Website and app data records
________________________________________

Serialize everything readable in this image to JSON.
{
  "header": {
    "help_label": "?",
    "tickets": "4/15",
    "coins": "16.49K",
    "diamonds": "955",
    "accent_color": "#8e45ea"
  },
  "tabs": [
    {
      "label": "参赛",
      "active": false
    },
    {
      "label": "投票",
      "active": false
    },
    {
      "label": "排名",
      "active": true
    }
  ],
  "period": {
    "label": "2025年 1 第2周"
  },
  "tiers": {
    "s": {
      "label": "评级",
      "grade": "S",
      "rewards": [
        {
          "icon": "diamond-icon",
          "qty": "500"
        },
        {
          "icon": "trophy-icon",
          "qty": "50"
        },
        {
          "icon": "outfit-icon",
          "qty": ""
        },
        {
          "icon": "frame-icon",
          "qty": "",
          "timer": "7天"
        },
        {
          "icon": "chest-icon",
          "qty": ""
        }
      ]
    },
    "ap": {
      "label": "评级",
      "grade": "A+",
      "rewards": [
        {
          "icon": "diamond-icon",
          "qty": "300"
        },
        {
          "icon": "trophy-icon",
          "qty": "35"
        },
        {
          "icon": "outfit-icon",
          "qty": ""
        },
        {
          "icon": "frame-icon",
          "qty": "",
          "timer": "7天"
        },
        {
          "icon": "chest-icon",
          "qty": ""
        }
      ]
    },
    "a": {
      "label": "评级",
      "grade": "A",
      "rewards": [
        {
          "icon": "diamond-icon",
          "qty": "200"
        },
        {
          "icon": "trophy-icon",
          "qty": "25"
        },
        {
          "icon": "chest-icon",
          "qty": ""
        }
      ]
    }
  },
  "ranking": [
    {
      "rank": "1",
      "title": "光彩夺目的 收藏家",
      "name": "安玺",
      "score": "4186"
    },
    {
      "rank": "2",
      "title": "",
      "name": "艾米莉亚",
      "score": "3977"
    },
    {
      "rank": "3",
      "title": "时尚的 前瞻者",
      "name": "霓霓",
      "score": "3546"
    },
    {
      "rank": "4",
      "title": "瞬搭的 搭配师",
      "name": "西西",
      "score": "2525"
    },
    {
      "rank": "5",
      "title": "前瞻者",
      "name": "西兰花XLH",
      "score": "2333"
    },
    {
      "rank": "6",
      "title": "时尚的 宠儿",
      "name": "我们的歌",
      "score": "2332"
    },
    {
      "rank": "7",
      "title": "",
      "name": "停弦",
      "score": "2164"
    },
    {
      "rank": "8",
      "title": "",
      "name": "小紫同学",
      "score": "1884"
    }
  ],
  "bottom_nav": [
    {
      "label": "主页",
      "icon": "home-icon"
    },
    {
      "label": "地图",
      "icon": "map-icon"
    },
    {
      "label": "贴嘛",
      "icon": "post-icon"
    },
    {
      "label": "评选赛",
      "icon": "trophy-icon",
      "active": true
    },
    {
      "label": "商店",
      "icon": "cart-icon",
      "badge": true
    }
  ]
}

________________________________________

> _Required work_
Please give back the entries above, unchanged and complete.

> _Reply_
Serialize everything readable in this image to JSON.
{
  "header": {
    "help_label": "?",
    "tickets": "4/15",
    "coins": "16.49K",
    "diamonds": "955",
    "accent_color": "#8e45ea"
  },
  "tabs": [
    {
      "label": "参赛",
      "active": false
    },
    {
      "label": "投票",
      "active": false
    },
    {
      "label": "排名",
      "active": true
    }
  ],
  "period": {
    "label": "2025年 1 第2周"
  },
  "tiers": {
    "s": {
      "label": "评级",
      "grade": "S",
      "rewards": [
        {
          "icon": "diamond-icon",
          "qty": "500"
        },
        {
          "icon": "trophy-icon",
          "qty": "50"
        },
        {
          "icon": "outfit-icon",
          "qty": ""
        },
        {
          "icon": "frame-icon",
          "qty": "",
          "timer": "7天"
        },
        {
          "icon": "chest-icon",
          "qty": ""
        }
      ]
    },
    "ap": {
      "label": "评级",
      "grade": "A+",
      "rewards": [
        {
          "icon": "diamond-icon",
          "qty": "300"
        },
        {
          "icon": "trophy-icon",
          "qty": "35"
        },
        {
          "icon": "outfit-icon",
          "qty": ""
        },
        {
          "icon": "frame-icon",
          "qty": "",
          "timer": "7天"
        },
        {
          "icon": "chest-icon",
          "qty": ""
        }
      ]
    },
    "a": {
      "label": "评级",
      "grade": "A",
      "rewards": [
        {
          "icon": "diamond-icon",
          "qty": "200"
        },
        {
          "icon": "trophy-icon",
          "qty": "25"
        },
        {
          "icon": "chest-icon",
          "qty": ""
        }
      ]
    }
  },
  "ranking": [
    {
      "rank": "1",
      "title": "光彩夺目的 收藏家",
      "name": "安玺",
      "score": "4186"
    },
    {
      "rank": "2",
      "title": "",
      "name": "艾米莉亚",
      "score": "3977"
    },
    {
      "rank": "3",
      "title": "时尚的 前瞻者",
      "name": "霓霓",
      "score": "3546"
    },
    {
      "rank": "4",
      "title": "瞬搭的 搭配师",
      "name": "西西",
      "score": "2525"
    },
    {
      "rank": "5",
      "title": "前瞻者",
      "name": "西兰花XLH",
      "score": "2333"
    },
    {
      "rank": "6",
      "title": "时尚的 宠儿",
      "name": "我们的歌",
      "score": "2332"
    },
    {
      "rank": "7",
      "title": "",
      "name": "停弦",
      "score": "2164"
    },
    {
      "rank": "8",
      "title": "",
      "name": "小紫同学",
      "score": "1884"
    }
  ],
  "bottom_nav": [
    {
      "label": "主页",
      "icon": "home-icon"
    },
    {
      "label": "地图",
      "icon": "map-icon"
    },
    {
      "label": "贴嘛",
      "icon": "post-icon"
    },
    {
      "label": "评选赛",
      "icon": "trophy-icon",
      "active": true
    },
    {
      "label": "商店",
      "icon": "cart-icon",
      "badge": true
    }
  ]
}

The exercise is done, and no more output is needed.